The second motive could be to revive interest in the Jordanian Option, an approach favored by Israel’s far right which would either expel Palestinians to Jordan; or negotiate an arrangement in which Jordan assumed governance of the areas of the West Bank which would not be annexed to Israel. Decades ago, King Hussein renounced all interest in representing the interests of the Palestinian national movement. He assigned these interests to the PLO itself and offered his blessing to it as the sole legitimate representative of the Palestinian people. Israelis who attempt to revive this hoary old nugget are deluding themselves.
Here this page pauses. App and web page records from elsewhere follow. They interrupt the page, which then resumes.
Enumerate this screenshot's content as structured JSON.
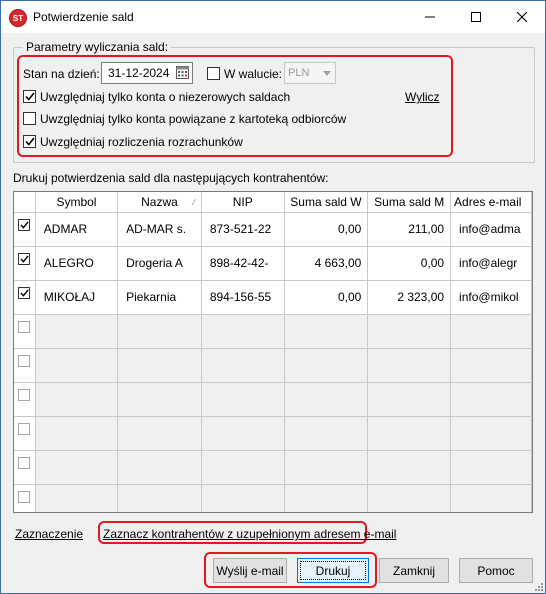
{
  "window": {
    "title": "Potwierdzenie sald",
    "icon_text": "ST"
  },
  "params": {
    "group_title": "Parametry wyliczania sald:",
    "date_label": "Stan na dzień:",
    "date_value": "31-12-2024",
    "currency_label": "W walucie:",
    "currency_checked": false,
    "currency_value": "PLN",
    "opt1_label": "Uwzględniaj tylko konta o niezerowych saldach",
    "opt1_checked": true,
    "opt2_label": "Uwzględniaj tylko konta powiązane z kartoteką odbiorców",
    "opt2_checked": false,
    "opt3_label": "Uwzględniaj rozliczenia rozrachunków",
    "opt3_checked": true,
    "calculate_link": "Wylicz"
  },
  "grid": {
    "caption": "Drukuj potwierdzenia sald dla następujących kontrahentów:",
    "columns": [
      "Symbol",
      "Nazwa",
      "NIP",
      "Suma sald W",
      "Suma sald M",
      "Adres e-mail"
    ],
    "rows": [
      {
        "checked": true,
        "symbol": "ADMAR",
        "nazwa": "AD-MAR s.",
        "nip": "873-521-22",
        "suma_w": "0,00",
        "suma_m": "211,00",
        "email": "info@adma"
      },
      {
        "checked": true,
        "symbol": "ALEGRO",
        "nazwa": "Drogeria A",
        "nip": "898-42-42-",
        "suma_w": "4 663,00",
        "suma_m": "0,00",
        "email": "info@alegr"
      },
      {
        "checked": true,
        "symbol": "MIKOŁAJ",
        "nazwa": "Piekarnia",
        "nip": "894-156-55",
        "suma_w": "0,00",
        "suma_m": "2 323,00",
        "email": "info@mikol"
      }
    ],
    "empty_rows": 6
  },
  "footer": {
    "selection_link": "Zaznaczenie",
    "mark_email_link": "Zaznacz kontrahentów z uzupełnionym adresem e-mail",
    "send_email_button": "Wyślij e-mail",
    "print_button": "Drukuj",
    "close_button": "Zamknij",
    "help_button": "Pomoc"
  },
  "colors": {
    "highlight": "#e0191f",
    "window_bg": "#f0f0f0",
    "grid_lines": "#c8c8c8"
  }
}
They’re attempting to foist the Palestine problem onto yet another Arab leader, just as they’re tried to foist the Palestinian refugee problem onto the Arab states, as the latter created the problem in the first place or has some obligation to resolve it on Israel’s behalf (after all, Israel was responsible for the Nakba, not the Arab states).
No less a figure than Jared Kushner appears to have embraced the Jordanian Option and is considering including it in the “Trump peace plan.” Even mainstream ‘liberal’ think tanks have published ludicrous expositions of the benefits of this approach to resolving the conflict.
The lesson offered here is that every Israeli political stream–left, right and center–from the founding of the State to the present day has offered similar delusional notions for resolving the conflict. Just as Ben Gurion engineered the Nakba, the Labor Party expelled tens of thousands of Palestinians from the West Bank and Gaza after the 1967 War. The idea of ethnic cleansing remains popular in Israeli society. No ruling parties have been willing to make the hard choices and decisions which would meet the Palestinians half-way. These right-wing researchers are right in one thing: Labor is no less guilty than Likud for the present mess Israel finds itself in. Labor offers no better options for finding a way out of it than the Likud.
But the possible goal of reviving the Jordanian Option as a viable one is dead and buried and should remain so. King Abdullah will never agree to it. Palestinians would riot in the streets. Terror attacks against Israeli and Jordanian targets would ensue. It would be a disaster. Full-stop. But Israelis like these have a habit of clinging to these notions as if they were panaceas, when they are poison.